Milan was nice. I think three days is more than enough time to see everything if you make some plans in advance. If I had it to do over again, I would make sure to get tickets for "The Last Supper," have dinner and drinks in the Naviglio district, and participate in Aperitivo.

Aperitivo is my biggest regret from our adventure in Milan. As I mentioned before, it's a very expensive city. We had a difficult time finding filling meals that were reasonably-priced. Aperitivo is basically a happy hour accompanied by lots of appetizers. It's a very Milanese thing to do and most neighborhood cafes host them. We accidentally happened in on one after we'd already had dinner. There were cheeses, olives, bruschetta, meats, potatoes, and vegetables. They typically begin around 6 or 7pm and last until 9. The atmosphere is jovial and energetic. And here's the best part: the only money you must spend to make your way around the buffet is for one drink. ONE! I definitely felt cheated for missing out on this wallet-friendly experience.

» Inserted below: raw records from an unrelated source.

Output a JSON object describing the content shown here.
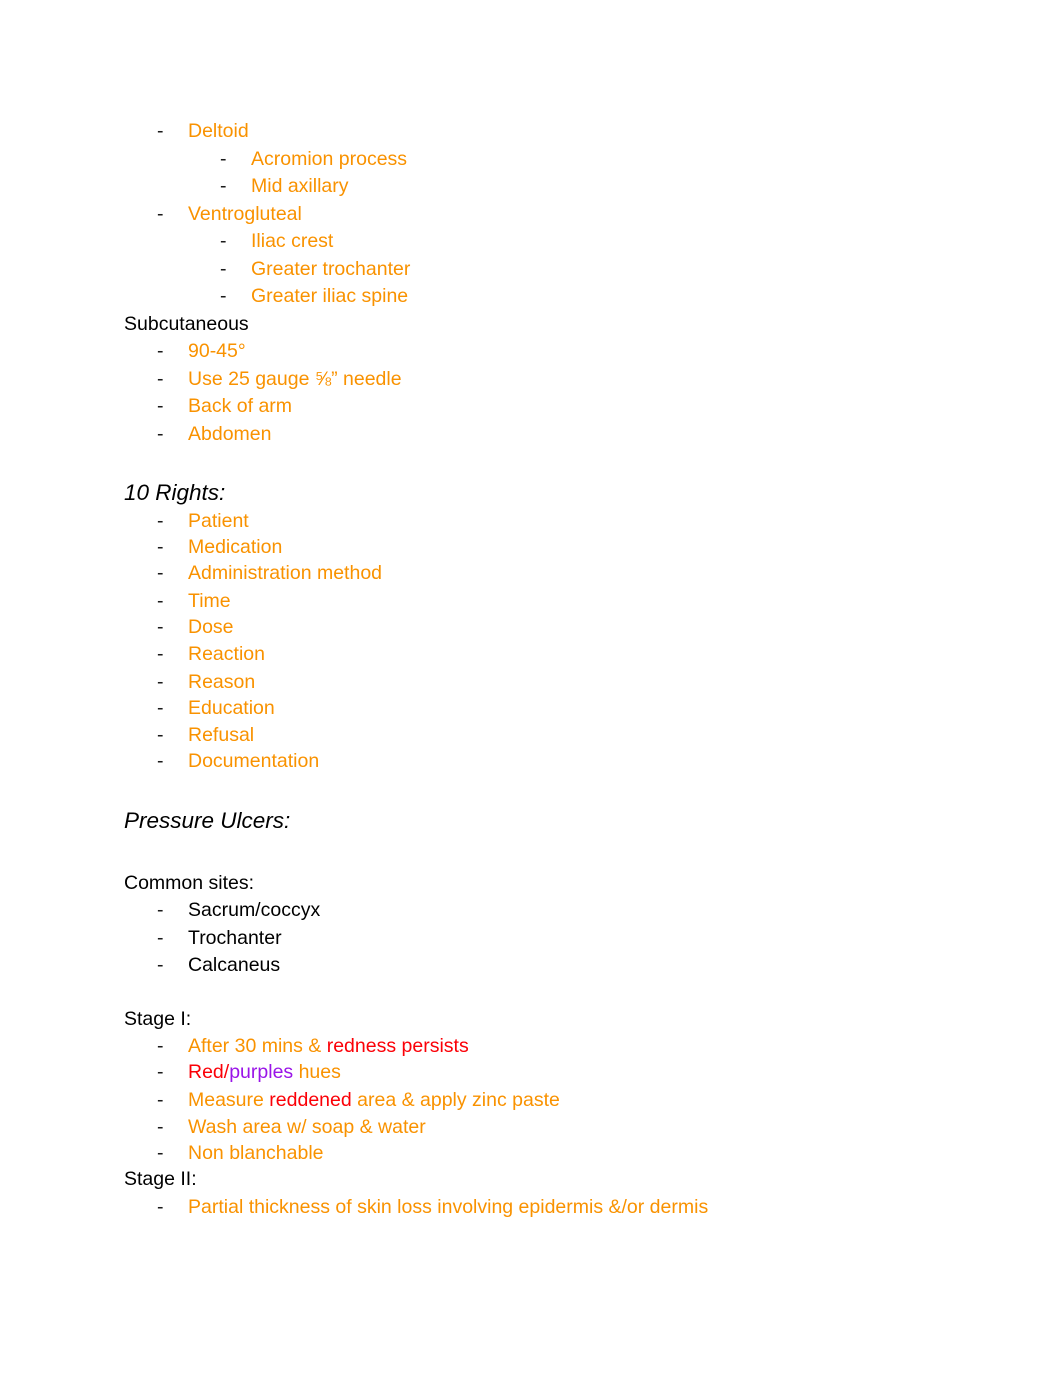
{
  "document": {
    "sections": [
      {
        "id": "im-sites",
        "items": [
          {
            "level": 1,
            "color": "orange",
            "text": "Deltoid"
          },
          {
            "level": 2,
            "color": "orange",
            "text": "Acromion process"
          },
          {
            "level": 2,
            "color": "orange",
            "text": "Mid axillary"
          },
          {
            "level": 1,
            "color": "orange",
            "text": "Ventrogluteal"
          },
          {
            "level": 2,
            "color": "orange",
            "text": "Iliac crest"
          },
          {
            "level": 2,
            "color": "orange",
            "text": "Greater trochanter"
          },
          {
            "level": 2,
            "color": "orange",
            "text": "Greater iliac spine"
          }
        ]
      },
      {
        "id": "subcutaneous",
        "label": "Subcutaneous",
        "items": [
          {
            "level": 1,
            "color": "orange",
            "text": "90-45°"
          },
          {
            "level": 1,
            "color": "orange",
            "text": "Use 25 gauge ⅝” needle"
          },
          {
            "level": 1,
            "color": "orange",
            "text": "Back of arm"
          },
          {
            "level": 1,
            "color": "orange",
            "text": "Abdomen"
          }
        ]
      },
      {
        "id": "ten-rights",
        "heading": "10 Rights:",
        "items": [
          {
            "level": 1,
            "color": "orange",
            "text": "Patient"
          },
          {
            "level": 1,
            "color": "orange",
            "text": "Medication"
          },
          {
            "level": 1,
            "color": "orange",
            "text": "Administration method"
          },
          {
            "level": 1,
            "color": "orange",
            "text": "Time"
          },
          {
            "level": 1,
            "color": "orange",
            "text": "Dose"
          },
          {
            "level": 1,
            "color": "orange",
            "text": "Reaction"
          },
          {
            "level": 1,
            "color": "orange",
            "text": "Reason"
          },
          {
            "level": 1,
            "color": "orange",
            "text": "Education"
          },
          {
            "level": 1,
            "color": "orange",
            "text": "Refusal"
          },
          {
            "level": 1,
            "color": "orange",
            "text": "Documentation"
          }
        ]
      },
      {
        "id": "pressure-ulcers",
        "heading": "Pressure Ulcers:",
        "common_sites_label": "Common sites:",
        "common_sites": [
          {
            "level": 1,
            "color": "black",
            "text": "Sacrum/coccyx"
          },
          {
            "level": 1,
            "color": "black",
            "text": "Trochanter"
          },
          {
            "level": 1,
            "color": "black",
            "text": "Calcaneus"
          }
        ],
        "stage_one_label": "Stage I:",
        "stage_one": [
          {
            "level": 1,
            "runs": [
              {
                "color": "orange",
                "text": "After 30 mins & "
              },
              {
                "color": "red",
                "text": "redness persists"
              }
            ]
          },
          {
            "level": 1,
            "runs": [
              {
                "color": "red",
                "text": "Red/"
              },
              {
                "color": "purple",
                "text": "purples"
              },
              {
                "color": "orange",
                "text": " hues"
              }
            ]
          },
          {
            "level": 1,
            "runs": [
              {
                "color": "orange",
                "text": "Measure "
              },
              {
                "color": "red",
                "text": "reddened"
              },
              {
                "color": "orange",
                "text": " area & apply zinc paste"
              }
            ]
          },
          {
            "level": 1,
            "runs": [
              {
                "color": "orange",
                "text": "Wash area w/ soap & water"
              }
            ]
          },
          {
            "level": 1,
            "runs": [
              {
                "color": "orange",
                "text": "Non blanchable"
              }
            ]
          }
        ],
        "stage_two_label": "Stage II:",
        "stage_two": [
          {
            "level": 1,
            "color": "orange",
            "text": "Partial thickness of skin loss involving epidermis &/or dermis"
          }
        ]
      }
    ],
    "bullet_glyph": "-",
    "colors": {
      "orange": "#f99200",
      "red": "#fb0007",
      "purple": "#9a15e8",
      "black": "#000000"
    }
  }
}
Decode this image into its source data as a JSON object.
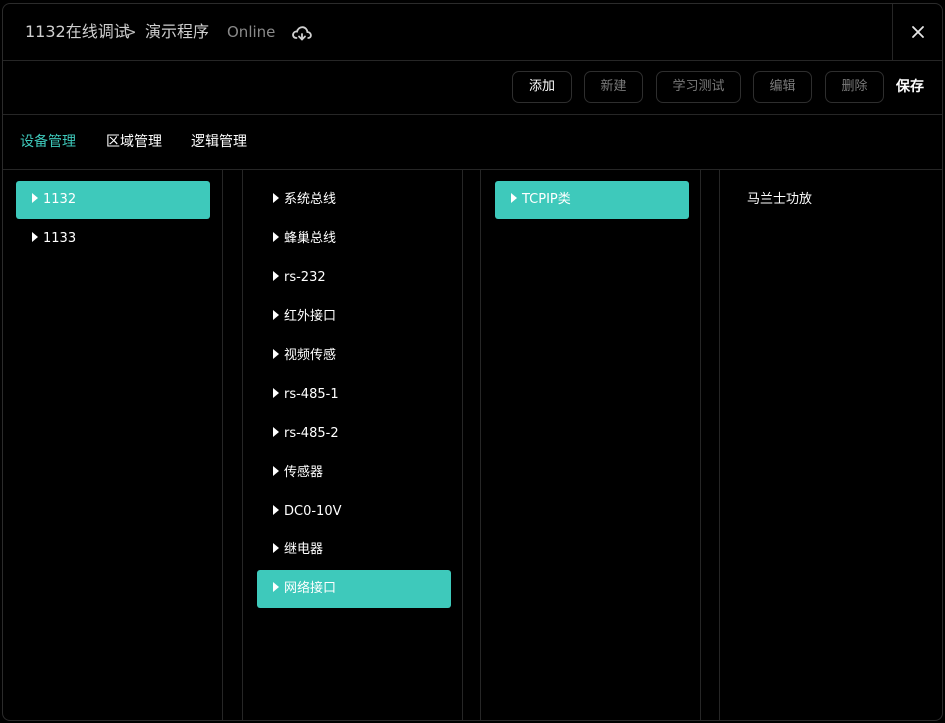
{
  "titlebar": {
    "device": "1132在线调试",
    "separator": ">",
    "program": "演示程序",
    "status": "Online",
    "status_icon": "cloud-sync-icon",
    "close_icon": "close-icon"
  },
  "toolbar": {
    "add": "添加",
    "new": "新建",
    "learn_test": "学习测试",
    "edit": "编辑",
    "delete": "删除",
    "save": "保存"
  },
  "tabs": [
    {
      "label": "设备管理",
      "active": true
    },
    {
      "label": "区域管理",
      "active": false
    },
    {
      "label": "逻辑管理",
      "active": false
    }
  ],
  "columns": {
    "devices": [
      {
        "label": "1132",
        "selected": true
      },
      {
        "label": "1133",
        "selected": false
      }
    ],
    "interfaces": [
      {
        "label": "系统总线",
        "selected": false
      },
      {
        "label": "蜂巢总线",
        "selected": false
      },
      {
        "label": "rs-232",
        "selected": false
      },
      {
        "label": "红外接口",
        "selected": false
      },
      {
        "label": "视频传感",
        "selected": false
      },
      {
        "label": "rs-485-1",
        "selected": false
      },
      {
        "label": "rs-485-2",
        "selected": false
      },
      {
        "label": "传感器",
        "selected": false
      },
      {
        "label": "DC0-10V",
        "selected": false
      },
      {
        "label": "继电器",
        "selected": false
      },
      {
        "label": "网络接口",
        "selected": true
      }
    ],
    "categories": [
      {
        "label": "TCPIP类",
        "selected": true
      }
    ],
    "items": [
      {
        "label": "马兰士功放"
      }
    ]
  },
  "colors": {
    "accent": "#3ec9bb",
    "background": "#000000",
    "border": "#262626",
    "disabled_text": "#7a7a7a"
  }
}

So, Milan. I don't know if we'll ever meet again and I don't think I will be too disappointed if this turns out to be the case. I must admit that I wasn't terribly impressed with the food. I think a different region of Italy might be on the menu for next time. People, in general, were kind. I loved hearing all of the Italians speaking. It really is how you imagine; lots of "Pregos!" and "Bonjournos!" Milan certainly feels like a lived-in city. Lots of tourists abound but there are also many people dressed in suits, carrying briefcases, and going to work in large, concrete buildings that smell like money.

Arrivederci, Milano!

Rooftops of Milan, from the Duomo


  1. I too visited Milan and wished I had gone to a different Italian city, maybe next time! :) Danica

    1. Yeah, I guess that's the price we paid for doing a Blind Booking. But I'm looking forward to visiting some other Italian cities!